- _EXERCISE AIM_:
Copy out every line of the data exactly.

○ ○ ○ ○ ○

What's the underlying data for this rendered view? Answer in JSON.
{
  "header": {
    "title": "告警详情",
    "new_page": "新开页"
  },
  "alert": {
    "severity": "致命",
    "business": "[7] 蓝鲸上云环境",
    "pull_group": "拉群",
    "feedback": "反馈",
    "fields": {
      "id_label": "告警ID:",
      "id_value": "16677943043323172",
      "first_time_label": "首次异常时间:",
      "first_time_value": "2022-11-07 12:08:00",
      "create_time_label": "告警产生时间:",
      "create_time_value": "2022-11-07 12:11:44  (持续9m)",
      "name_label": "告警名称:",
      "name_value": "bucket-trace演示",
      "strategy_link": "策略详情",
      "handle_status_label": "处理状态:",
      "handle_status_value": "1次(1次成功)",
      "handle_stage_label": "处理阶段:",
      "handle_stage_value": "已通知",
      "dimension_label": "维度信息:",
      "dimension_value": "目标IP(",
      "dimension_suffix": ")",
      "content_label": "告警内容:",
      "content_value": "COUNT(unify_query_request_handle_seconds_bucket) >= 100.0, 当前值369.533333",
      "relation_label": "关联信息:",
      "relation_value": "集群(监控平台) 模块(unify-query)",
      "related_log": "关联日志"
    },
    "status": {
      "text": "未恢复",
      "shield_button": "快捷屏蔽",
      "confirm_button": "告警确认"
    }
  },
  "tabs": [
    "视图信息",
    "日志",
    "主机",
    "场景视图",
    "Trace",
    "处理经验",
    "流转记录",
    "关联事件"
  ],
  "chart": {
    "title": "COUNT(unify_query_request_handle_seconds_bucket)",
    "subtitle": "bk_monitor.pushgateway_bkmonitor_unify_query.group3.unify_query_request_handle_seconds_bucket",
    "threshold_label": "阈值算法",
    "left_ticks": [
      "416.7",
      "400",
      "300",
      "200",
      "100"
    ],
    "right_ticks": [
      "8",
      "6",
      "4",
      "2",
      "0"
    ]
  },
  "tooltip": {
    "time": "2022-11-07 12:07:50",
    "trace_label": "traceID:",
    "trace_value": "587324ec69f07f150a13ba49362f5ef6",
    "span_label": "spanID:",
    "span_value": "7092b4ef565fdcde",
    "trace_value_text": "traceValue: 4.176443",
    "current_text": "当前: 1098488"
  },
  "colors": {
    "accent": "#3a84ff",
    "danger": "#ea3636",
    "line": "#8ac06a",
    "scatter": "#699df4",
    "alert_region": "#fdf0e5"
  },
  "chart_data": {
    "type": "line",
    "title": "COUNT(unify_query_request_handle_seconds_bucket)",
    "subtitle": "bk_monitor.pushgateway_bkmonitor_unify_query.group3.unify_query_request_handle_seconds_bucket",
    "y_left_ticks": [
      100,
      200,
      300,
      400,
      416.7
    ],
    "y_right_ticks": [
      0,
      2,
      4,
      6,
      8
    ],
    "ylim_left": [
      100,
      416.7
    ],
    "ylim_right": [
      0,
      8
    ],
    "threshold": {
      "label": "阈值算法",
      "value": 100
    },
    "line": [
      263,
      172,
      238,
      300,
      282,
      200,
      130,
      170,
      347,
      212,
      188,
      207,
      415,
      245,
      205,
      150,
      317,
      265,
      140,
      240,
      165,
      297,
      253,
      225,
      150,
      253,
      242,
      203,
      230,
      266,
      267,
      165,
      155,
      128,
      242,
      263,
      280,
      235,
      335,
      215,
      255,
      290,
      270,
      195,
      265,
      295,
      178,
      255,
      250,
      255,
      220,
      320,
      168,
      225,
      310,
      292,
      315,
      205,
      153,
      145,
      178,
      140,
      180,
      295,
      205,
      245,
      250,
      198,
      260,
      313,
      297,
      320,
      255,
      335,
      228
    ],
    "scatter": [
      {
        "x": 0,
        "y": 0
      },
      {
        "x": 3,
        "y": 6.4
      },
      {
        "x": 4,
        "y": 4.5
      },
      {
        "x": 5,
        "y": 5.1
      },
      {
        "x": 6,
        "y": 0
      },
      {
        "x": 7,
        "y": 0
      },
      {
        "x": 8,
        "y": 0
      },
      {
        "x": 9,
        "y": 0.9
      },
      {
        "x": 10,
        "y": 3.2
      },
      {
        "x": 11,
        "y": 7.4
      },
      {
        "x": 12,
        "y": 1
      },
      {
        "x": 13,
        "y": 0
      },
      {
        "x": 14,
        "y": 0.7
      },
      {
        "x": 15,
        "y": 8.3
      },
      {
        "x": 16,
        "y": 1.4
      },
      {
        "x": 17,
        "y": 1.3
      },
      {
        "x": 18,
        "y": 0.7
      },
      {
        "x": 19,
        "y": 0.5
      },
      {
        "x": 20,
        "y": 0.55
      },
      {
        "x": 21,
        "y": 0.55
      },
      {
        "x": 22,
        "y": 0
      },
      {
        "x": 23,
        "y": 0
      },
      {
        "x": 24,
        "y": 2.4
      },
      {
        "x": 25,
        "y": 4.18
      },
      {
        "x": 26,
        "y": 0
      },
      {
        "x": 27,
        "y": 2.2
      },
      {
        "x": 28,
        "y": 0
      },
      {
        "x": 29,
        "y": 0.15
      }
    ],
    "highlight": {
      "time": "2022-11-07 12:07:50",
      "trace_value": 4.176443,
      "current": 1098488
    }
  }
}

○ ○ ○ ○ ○

- _RESPONSE TO THE EXERCISE_:
What's the underlying data for this rendered view? Answer in JSON.
{
  "header": {
    "title": "告警详情",
    "new_page": "新开页"
  },
  "alert": {
    "severity": "致命",
    "business": "[7] 蓝鲸上云环境",
    "pull_group": "拉群",
    "feedback": "反馈",
    "fields": {
      "id_label": "告警ID:",
      "id_value": "16677943043323172",
      "first_time_label": "首次异常时间:",
      "first_time_value": "2022-11-07 12:08:00",
      "create_time_label": "告警产生时间:",
      "create_time_value": "2022-11-07 12:11:44  (持续9m)",
      "name_label": "告警名称:",
      "name_value": "bucket-trace演示",
      "strategy_link": "策略详情",
      "handle_status_label": "处理状态:",
      "handle_status_value": "1次(1次成功)",
      "handle_stage_label": "处理阶段:",
      "handle_stage_value": "已通知",
      "dimension_label": "维度信息:",
      "dimension_value": "目标IP(",
      "dimension_suffix": ")",
      "content_label": "告警内容:",
      "content_value": "COUNT(unify_query_request_handle_seconds_bucket) >= 100.0, 当前值369.533333",
      "relation_label": "关联信息:",
      "relation_value": "集群(监控平台) 模块(unify-query)",
      "related_log": "关联日志"
    },
    "status": {
      "text": "未恢复",
      "shield_button": "快捷屏蔽",
      "confirm_button": "告警确认"
    }
  },
  "tabs": [
    "视图信息",
    "日志",
    "主机",
    "场景视图",
    "Trace",
    "处理经验",
    "流转记录",
    "关联事件"
  ],
  "chart": {
    "title": "COUNT(unify_query_request_handle_seconds_bucket)",
    "subtitle": "bk_monitor.pushgateway_bkmonitor_unify_query.group3.unify_query_request_handle_seconds_bucket",
    "threshold_label": "阈值算法",
    "left_ticks": [
      "416.7",
      "400",
      "300",
      "200",
      "100"
    ],
    "right_ticks": [
      "8",
      "6",
      "4",
      "2",
      "0"
    ]
  },
  "tooltip": {
    "time": "2022-11-07 12:07:50",
    "trace_label": "traceID:",
    "trace_value": "587324ec69f07f150a13ba49362f5ef6",
    "span_label": "spanID:",
    "span_value": "7092b4ef565fdcde",
    "trace_value_text": "traceValue: 4.176443",
    "current_text": "当前: 1098488"
  },
  "colors": {
    "accent": "#3a84ff",
    "danger": "#ea3636",
    "line": "#8ac06a",
    "scatter": "#699df4",
    "alert_region": "#fdf0e5"
  },
  "chart_data": {
    "type": "line",
    "title": "COUNT(unify_query_request_handle_seconds_bucket)",
    "subtitle": "bk_monitor.pushgateway_bkmonitor_unify_query.group3.unify_query_request_handle_seconds_bucket",
    "y_left_ticks": [
      100,
      200,
      300,
      400,
      416.7
    ],
    "y_right_ticks": [
      0,
      2,
      4,
      6,
      8
    ],
    "ylim_left": [
      100,
      416.7
    ],
    "ylim_right": [
      0,
      8
    ],
    "threshold": {
      "label": "阈值算法",
      "value": 100
    },
    "line": [
      263,
      172,
      238,
      300,
      282,
      200,
      130,
      170,
      347,
      212,
      188,
      207,
      415,
      245,
      205,
      150,
      317,
      265,
      140,
      240,
      165,
      297,
      253,
      225,
      150,
      253,
      242,
      203,
      230,
      266,
      267,
      165,
      155,
      128,
      242,
      263,
      280,
      235,
      335,
      215,
      255,
      290,
      270,
      195,
      265,
      295,
      178,
      255,
      250,
      255,
      220,
      320,
      168,
      225,
      310,
      292,
      315,
      205,
      153,
      145,
      178,
      140,
      180,
      295,
      205,
      245,
      250,
      198,
      260,
      313,
      297,
      320,
      255,
      335,
      228
    ],
    "scatter": [
      {
        "x": 0,
        "y": 0
      },
      {
        "x": 3,
        "y": 6.4
      },
      {
        "x": 4,
        "y": 4.5
      },
      {
        "x": 5,
        "y": 5.1
      },
      {
        "x": 6,
        "y": 0
      },
      {
        "x": 7,
        "y": 0
      },
      {
        "x": 8,
        "y": 0
      },
      {
        "x": 9,
        "y": 0.9
      },
      {
        "x": 10,
        "y": 3.2
      },
      {
        "x": 11,
        "y": 7.4
      },
      {
        "x": 12,
        "y": 1
      },
      {
        "x": 13,
        "y": 0
      },
      {
        "x": 14,
        "y": 0.7
      },
      {
        "x": 15,
        "y": 8.3
      },
      {
        "x": 16,
        "y": 1.4
      },
      {
        "x": 17,
        "y": 1.3
      },
      {
        "x": 18,
        "y": 0.7
      },
      {
        "x": 19,
        "y": 0.5
      },
      {
        "x": 20,
        "y": 0.55
      },
      {
        "x": 21,
        "y": 0.55
      },
      {
        "x": 22,
        "y": 0
      },
      {
        "x": 23,
        "y": 0
      },
      {
        "x": 24,
        "y": 2.4
      },
      {
        "x": 25,
        "y": 4.18
      },
      {
        "x": 26,
        "y": 0
      },
      {
        "x": 27,
        "y": 2.2
      },
      {
        "x": 28,
        "y": 0
      },
      {
        "x": 29,
        "y": 0.15
      }
    ],
    "highlight": {
      "time": "2022-11-07 12:07:50",
      "trace_value": 4.176443,
      "current": 1098488
    }
  }
}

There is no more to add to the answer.